The images on the blog show the security Guards were largely impassive, scarcely registering our presence as we stared through windows that would easily encase most homes. The empty foyer of the University Superannuation Scheme building perhaps presented the most challenging moment in the walk, where we were reminded that we were implicated the environmental catastrophe of the Deepwater Horizon oil spill as we sat on sofas to hear how our pension plans depend on investment in BP. This global ecological crisis feels contagious, conceded in the toxic space of my own body, my embodied practices and written on my pay cheque. Theron Schmitt, writing about another PLATFORM walk, describes this feeling of complicity as ‘a profoundly doubled moment, overlapping representation and relation’ (Schmitt 2010: 292). My ecological consciousness was similarly raised by PLATFORM’s walk, and my reading of the cityscape in the refuge of the beach hut was haunted by its memory and, perhaps, tainted by my environmental double-standards.

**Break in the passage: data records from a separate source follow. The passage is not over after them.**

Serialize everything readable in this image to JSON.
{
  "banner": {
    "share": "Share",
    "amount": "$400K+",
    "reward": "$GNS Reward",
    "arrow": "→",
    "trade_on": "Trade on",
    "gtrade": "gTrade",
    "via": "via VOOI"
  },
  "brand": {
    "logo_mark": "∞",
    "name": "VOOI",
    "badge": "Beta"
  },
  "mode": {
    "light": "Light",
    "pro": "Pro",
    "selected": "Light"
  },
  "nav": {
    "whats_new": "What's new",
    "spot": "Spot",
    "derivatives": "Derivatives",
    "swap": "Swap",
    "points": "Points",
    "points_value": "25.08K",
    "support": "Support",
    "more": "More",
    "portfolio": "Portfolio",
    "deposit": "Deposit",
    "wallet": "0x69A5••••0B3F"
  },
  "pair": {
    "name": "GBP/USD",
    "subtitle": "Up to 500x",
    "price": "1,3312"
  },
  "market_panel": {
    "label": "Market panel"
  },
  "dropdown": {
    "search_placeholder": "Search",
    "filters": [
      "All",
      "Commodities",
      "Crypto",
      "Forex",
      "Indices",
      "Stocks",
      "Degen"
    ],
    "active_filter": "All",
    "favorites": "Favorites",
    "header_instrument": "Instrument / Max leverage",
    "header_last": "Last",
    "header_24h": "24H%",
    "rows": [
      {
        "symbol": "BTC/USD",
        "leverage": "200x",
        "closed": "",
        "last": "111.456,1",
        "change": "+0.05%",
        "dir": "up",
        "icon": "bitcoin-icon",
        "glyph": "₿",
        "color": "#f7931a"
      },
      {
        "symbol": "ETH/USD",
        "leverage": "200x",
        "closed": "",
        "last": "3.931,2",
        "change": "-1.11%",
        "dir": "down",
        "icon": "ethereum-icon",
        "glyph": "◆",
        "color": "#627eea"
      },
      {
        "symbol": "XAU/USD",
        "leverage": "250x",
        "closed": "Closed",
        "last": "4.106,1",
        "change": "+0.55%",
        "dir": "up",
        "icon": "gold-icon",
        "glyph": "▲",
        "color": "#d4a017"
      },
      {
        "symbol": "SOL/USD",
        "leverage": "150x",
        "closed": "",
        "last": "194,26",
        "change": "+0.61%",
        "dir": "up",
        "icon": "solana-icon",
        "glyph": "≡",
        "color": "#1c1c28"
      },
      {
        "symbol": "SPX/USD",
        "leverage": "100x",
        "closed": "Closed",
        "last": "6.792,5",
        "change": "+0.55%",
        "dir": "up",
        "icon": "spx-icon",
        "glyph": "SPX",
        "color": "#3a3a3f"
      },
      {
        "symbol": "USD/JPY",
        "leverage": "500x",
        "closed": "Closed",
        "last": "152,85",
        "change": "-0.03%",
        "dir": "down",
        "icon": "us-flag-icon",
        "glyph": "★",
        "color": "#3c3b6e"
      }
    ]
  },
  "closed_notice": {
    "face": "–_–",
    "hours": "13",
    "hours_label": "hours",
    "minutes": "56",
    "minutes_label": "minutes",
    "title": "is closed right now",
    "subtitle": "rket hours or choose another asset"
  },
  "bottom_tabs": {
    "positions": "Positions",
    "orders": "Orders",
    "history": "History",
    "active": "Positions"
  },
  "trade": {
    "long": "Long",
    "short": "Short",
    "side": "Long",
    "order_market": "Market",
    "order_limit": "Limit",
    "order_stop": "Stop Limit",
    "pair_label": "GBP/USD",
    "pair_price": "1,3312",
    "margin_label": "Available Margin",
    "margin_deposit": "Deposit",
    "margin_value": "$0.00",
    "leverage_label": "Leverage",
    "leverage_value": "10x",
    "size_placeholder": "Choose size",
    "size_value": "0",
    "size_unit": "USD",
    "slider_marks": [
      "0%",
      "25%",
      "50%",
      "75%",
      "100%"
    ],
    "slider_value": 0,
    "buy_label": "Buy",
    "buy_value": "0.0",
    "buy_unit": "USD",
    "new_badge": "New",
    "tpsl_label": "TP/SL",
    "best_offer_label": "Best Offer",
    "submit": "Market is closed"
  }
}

But when the walk was over, I felt that I had left no trace, no mark or imprint on the City. I had ingested it, but this space of urban capitalism remained abstract, in Lefebvre’s terms, and it had resisted me (1991: 53).
Phil’s walk invited us to embody the city’s stories, to theatricalise its dead spaces and re-imagine the stories of the dead. When I retraced my steps three months later, I was not surprised that my body remembered the walk around the Strand. Standing in the garden in which Phil had told us Dickens had set the melodramatic demise of the fictional Lady Dedlock, I was haunted not only by the imaginary of ghosts of the ‘real’ dead people beneath my feet, but also the live people I missed from the first walk – and the comingling of both hauntings, to borrow Steve Pile’s words, allowed me to attend to the relational space we had produced by disrupting ‘notions of linear time and space’ (1996: 164).
When I returned, in the City I got lost. I could remember few details. Perhaps it was part of the political effectiveness of PLATFORM’s walk that I still felt shrunken by the vast scale of the buildings, and confused by their impassive indifference. Or perhaps I have a poor memory for facts. I found the USS building eventually with the aid of a map, and I looked through the window at the sofas, catching my reflection. The glimpse was fleeting, and in a moment I knew I would disappear again without leaving an impression. Precipitously, as this was just before the London riots, I understood why demonstrators and rioters sometimes want to smash windows. It’s one way to produce space.